Over the past year PHWE held a range of workshops to raise awareness and skills in health research. Topics covered research question generation, using and understanding research evidence, and building research partnerships. Geared towards both healthcare professionals and the public, they were held in the four main population centres of Bath, Bristol, Gloucester and Swindon. To date their training programme has attracted 390 attendees coming from across the region.

The practicalities of working with members of the public in the spirit of co-production is one that has challenged all our partners and PHWE has benefited from having a specialised team to put in place the thought and mechanics needed to make this successful. One example of this way of working has been the consultation carried out with members of the public on BHP’s strategic aims. This involved staff and the two public contributors on the BHP Executive working together to run a workshop to listen to the views of a range of people attending.

PHWE offers support for co-production based on an approach that is proven to work. Over the past year they have developed a shared approach to the selection and management of public contributors, helping to co-produce the work in their partners’ organisations. Guidance for managing volunteer payments, codes of conduct and sample role descriptions are all freely available on their website.

PHWE now has a team of nine, located with their various partner organisations, as well as centrally in Whitefriars. This sharing of experience and expertise is already demonstrating the benefits of the initiative. For example, many of the Health Integration Teams (HITs) are at the early stages of involving public contributors in their work. They are able to build on the networks, experience and resources outlined above to put this in place without having to re-invent the wheel.
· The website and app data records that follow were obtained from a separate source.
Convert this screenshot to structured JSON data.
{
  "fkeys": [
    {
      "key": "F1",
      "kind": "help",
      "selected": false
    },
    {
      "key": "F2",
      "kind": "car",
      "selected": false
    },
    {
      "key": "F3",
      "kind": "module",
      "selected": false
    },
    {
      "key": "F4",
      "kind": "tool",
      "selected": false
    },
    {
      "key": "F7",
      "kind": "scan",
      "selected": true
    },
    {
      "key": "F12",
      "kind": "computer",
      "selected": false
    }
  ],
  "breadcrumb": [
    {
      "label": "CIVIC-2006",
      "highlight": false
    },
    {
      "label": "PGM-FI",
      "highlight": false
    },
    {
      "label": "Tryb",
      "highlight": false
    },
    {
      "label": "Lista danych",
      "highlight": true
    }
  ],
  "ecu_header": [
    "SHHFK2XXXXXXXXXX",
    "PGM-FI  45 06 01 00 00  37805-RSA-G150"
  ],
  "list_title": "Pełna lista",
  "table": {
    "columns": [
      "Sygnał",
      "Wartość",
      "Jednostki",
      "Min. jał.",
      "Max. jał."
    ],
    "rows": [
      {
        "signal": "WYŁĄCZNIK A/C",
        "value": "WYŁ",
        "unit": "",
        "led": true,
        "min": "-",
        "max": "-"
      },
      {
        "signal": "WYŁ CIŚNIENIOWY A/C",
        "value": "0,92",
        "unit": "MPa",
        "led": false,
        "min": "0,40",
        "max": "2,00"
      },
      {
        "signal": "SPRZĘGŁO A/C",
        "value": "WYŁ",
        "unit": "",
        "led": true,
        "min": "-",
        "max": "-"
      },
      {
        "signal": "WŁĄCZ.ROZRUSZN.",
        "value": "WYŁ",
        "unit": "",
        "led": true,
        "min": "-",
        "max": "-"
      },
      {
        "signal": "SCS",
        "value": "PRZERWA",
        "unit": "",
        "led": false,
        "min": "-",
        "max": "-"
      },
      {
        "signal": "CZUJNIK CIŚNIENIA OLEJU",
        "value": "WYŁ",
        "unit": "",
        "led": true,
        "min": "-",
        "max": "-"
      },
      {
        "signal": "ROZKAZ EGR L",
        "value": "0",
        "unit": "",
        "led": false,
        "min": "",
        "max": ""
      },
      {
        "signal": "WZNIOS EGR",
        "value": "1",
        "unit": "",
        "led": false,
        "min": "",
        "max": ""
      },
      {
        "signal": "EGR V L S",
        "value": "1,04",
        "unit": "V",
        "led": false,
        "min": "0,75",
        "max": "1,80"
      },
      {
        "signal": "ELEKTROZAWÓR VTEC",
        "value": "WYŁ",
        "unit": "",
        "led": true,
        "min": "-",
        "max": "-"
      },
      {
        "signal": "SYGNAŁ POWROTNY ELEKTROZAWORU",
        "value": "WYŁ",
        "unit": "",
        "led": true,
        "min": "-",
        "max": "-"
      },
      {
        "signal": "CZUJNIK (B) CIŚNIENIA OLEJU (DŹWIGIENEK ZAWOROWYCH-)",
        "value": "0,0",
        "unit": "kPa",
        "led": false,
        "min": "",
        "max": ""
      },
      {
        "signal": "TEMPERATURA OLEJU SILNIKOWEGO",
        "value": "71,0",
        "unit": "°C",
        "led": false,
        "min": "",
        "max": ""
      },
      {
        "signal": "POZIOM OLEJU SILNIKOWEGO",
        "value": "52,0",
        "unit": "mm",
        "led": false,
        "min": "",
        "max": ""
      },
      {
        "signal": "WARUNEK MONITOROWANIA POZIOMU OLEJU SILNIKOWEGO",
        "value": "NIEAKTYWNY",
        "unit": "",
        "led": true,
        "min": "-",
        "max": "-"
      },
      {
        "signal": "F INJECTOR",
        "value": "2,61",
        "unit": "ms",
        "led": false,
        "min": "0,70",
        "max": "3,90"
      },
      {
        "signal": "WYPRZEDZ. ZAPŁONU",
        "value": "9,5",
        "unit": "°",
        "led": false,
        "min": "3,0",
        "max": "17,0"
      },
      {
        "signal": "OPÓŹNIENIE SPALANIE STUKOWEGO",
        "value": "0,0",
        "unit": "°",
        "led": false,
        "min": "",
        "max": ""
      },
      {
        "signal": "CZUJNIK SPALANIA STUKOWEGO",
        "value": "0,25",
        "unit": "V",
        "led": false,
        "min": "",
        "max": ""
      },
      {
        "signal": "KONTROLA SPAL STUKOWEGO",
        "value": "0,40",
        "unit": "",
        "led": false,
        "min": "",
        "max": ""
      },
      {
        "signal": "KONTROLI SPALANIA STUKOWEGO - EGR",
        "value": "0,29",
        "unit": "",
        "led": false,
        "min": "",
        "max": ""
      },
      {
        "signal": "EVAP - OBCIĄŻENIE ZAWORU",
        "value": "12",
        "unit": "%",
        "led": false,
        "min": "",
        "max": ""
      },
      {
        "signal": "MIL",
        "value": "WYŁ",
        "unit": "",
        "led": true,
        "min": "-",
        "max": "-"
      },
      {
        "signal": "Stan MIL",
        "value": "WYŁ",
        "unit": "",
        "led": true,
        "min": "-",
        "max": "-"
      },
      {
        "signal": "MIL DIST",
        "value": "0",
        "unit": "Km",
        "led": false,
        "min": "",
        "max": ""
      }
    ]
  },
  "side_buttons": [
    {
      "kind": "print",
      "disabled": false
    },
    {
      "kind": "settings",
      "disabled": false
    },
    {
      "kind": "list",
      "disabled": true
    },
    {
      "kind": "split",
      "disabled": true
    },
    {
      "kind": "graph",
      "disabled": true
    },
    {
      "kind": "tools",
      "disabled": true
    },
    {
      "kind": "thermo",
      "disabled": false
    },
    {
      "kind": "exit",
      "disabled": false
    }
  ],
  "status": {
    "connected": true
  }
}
The training course ‘Building Research Partners’, which PHWE had already started to run, is also one of the CRN’s national objectives.
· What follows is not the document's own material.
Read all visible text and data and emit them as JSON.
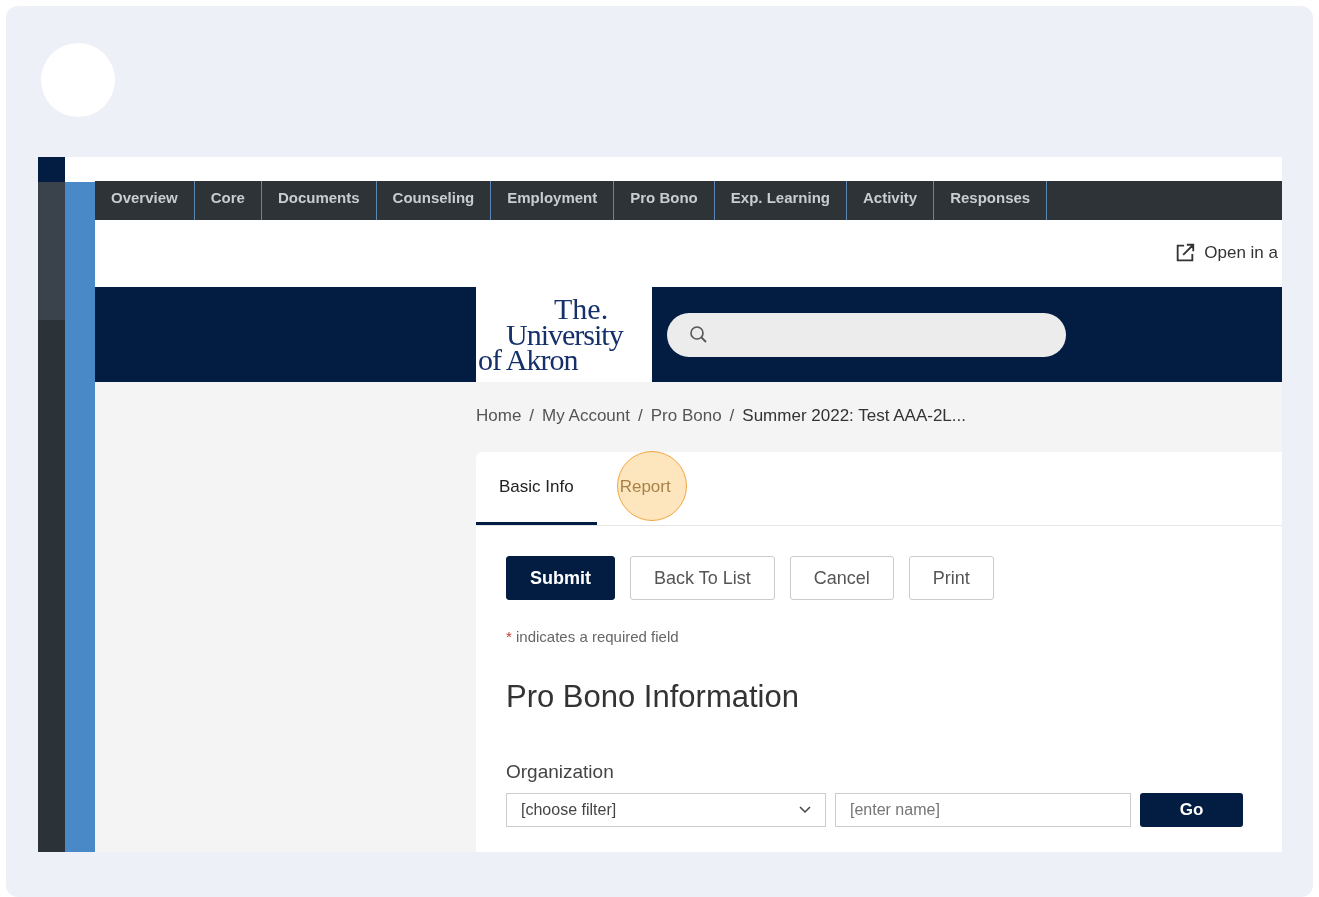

For the West of England AHSN, it was involvement by team members in their ‘Design Together, Live Better’ ideas generation workshops that led to the suggestion for a portable bidet for people with disabilities, which is now at design prototype stage.

PHWE is able to offer access to the views of children and young people though the BHP-funded Young People’s Facilitator. Because of the support of BHP, PHWE is able to continue to support the Young People’s Action Group that meets at the Bristol Children’s Hospital and was set up by the CRN.

PHWE recently held a review of current working and governance arrangements of partners. This confirmed the current approach to drawing up a shared work programme. Plans for next year include carrying out an evaluation of PHWE so that they can ascertain the sustainability of this model and its viability for replication elsewhere.

For more information, contact Hildegard Dumper, PHWE Manager: hildegard.dumper@weahsn.net or visit www.phwe.org.uk.